What kind of message does the Advent series Snøfall send?

Picture by IMDB

There is a beautiful tradition in Norway and other Scandinavian countries regarding Advent Calendar. It is about watch one episode of Christmas series starting from 1st December and every day follow the Christmas story until 24th. Most if not all the children watch this,some do with parents who by chance remind themselves of their childhood as this custom is quite old.

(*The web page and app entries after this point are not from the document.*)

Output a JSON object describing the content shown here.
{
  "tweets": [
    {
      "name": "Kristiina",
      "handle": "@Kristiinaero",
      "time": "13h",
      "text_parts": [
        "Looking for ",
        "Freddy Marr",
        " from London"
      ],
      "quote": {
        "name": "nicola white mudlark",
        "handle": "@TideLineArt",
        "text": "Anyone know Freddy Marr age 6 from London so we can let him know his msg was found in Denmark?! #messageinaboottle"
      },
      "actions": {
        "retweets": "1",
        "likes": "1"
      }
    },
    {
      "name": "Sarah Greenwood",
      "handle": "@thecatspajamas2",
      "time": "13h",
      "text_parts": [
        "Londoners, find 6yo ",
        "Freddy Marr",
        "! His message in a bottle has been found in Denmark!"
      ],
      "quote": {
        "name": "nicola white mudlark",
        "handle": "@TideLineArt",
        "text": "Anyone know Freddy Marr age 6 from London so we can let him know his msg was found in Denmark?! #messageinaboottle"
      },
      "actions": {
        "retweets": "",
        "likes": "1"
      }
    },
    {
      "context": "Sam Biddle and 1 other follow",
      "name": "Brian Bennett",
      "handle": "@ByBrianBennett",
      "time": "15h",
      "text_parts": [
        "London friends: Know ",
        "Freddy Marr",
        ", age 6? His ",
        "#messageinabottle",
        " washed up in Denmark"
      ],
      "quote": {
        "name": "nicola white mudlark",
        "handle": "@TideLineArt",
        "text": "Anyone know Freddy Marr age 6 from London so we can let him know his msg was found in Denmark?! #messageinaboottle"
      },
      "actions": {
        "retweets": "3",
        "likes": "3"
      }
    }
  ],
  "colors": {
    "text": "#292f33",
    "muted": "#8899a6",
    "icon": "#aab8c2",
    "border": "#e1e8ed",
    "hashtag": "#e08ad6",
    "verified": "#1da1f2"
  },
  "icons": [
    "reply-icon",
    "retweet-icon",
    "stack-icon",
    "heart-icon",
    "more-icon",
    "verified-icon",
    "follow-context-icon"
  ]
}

It is a wonderful time for family I think and I was no less excited than my kids were for this December in order to watch Advent series. This year we watched Snøfall - a story about an 11 years old girl Selma, whose parents died 6 years ago. She lives temporarily with Ruth and waiting for a foster home to be found for her. Why Ruth became her carrier is a mystery for me, as even temporary she is not able to show any emotion to so hungry for feelings Selma. Ruth is strict, cold and socially awkward, yet she had been trusted a girl to look after. But then one day Selma gets via magic portal to the reality of Snøfall, where Santa Claus lives together with some folks who love eating cardamon rolls. There is always dark there, but all residents are happy and children can escape darkness by entering the secret garden where for changed is all the time warm and daylight. There is a school for children and Santa teaches kids some things, but most of all whole Snøfall’s life is about having joy and helping Santa for the biggest day of the year. Soon after Selma realises that the reason why she was able to get to the Snøfall is because Santa is her real grandfather - her father left Snøfall and went to World Outside where he met her mum Liv and they had Selma. That means that Snøfall is actually her real home, she has a family over there and for the first time in her life, she has friends too. There is also a mystery to solve in Snøfall and Selma as Santa’s granddaughter can find out what happened to Santa. In the meantime, Ruth begins realizing that actually, she has feelings too. She misses Selma and even comes to her room to sit on her bed, which is pathetic as she never showed any emotion to the girl before. She explains that it is because she is not Selma’s family but true to be told she does not like children. Together they need to wait and be ready for a foster family to take her one day.
The story could be beautiful and for sure observing Santa Claus loving kids and reading letters for him from all the world was joyful but I couldn’t stop being sad from the very beginning of watching Snøfall. Seeing Selma so lonely, so desperately longing for family, getting cuddles and someone who would talk to her and smile to her was unbearable. So her happiness when she finds family, friends and people who care for her was enormous, but then as you can guess in parallel world Ruth changes too, no much, still is awkward but begins to show feelings which prompts her also to write a letter to Santa. She asks for family and she dreams about having Selma back. In penultimate episode Selma reads the letter from Ruth and her grandfather tells her that she needs to choose either she goes back to the World Outside or stays in Snøfall.

I wouldn’t write about this series and wouldn’t felt so shaken that much if Selma would have stayed with those who love her, those who were her family. But because this series is Norwegian and the national principle in this country is Children’s best which means that country - national organizations can provide for the child equally if no better than own parents, then you know the answer. Selma chooses Ruth, her sleazy room and kids at school who laughs from her than staying in the world full of warm and friendly people around. She picks something against all the odds but this is what Norwegian child protection service called Barnevernet stands for.
This way of thinking is spread on all levels and even children are exposed to it in a rather sophisticated manner by watching suppose innocent Advent film. In all the world children’s psychologist say and everyone know that parents and close family are the best for children - this is a core and safety in building children’s emotional security. Children need love, cuddles and warm and Selma choosing going back to emotion freak Ruth is incomprehensible but as I said this is what Barnevernet is designed for. Children thrive with family and siblings and the worst what can happen to them is taking them from parents and separate from siblings. The trauma is enormous and things are undoable.
Selma a lonely 11 years old girl who was given all the joy every child should have - yet she chooses to come back to her caretaker and wait for a foster home. I want to believe that she came back to Ruth only because she missed her dog Casper, which gave her happiness and joy which Ruth could never bring herself to do. I wish Selma could return to Snøfall with Casper - the place she was loved, the place where her family was.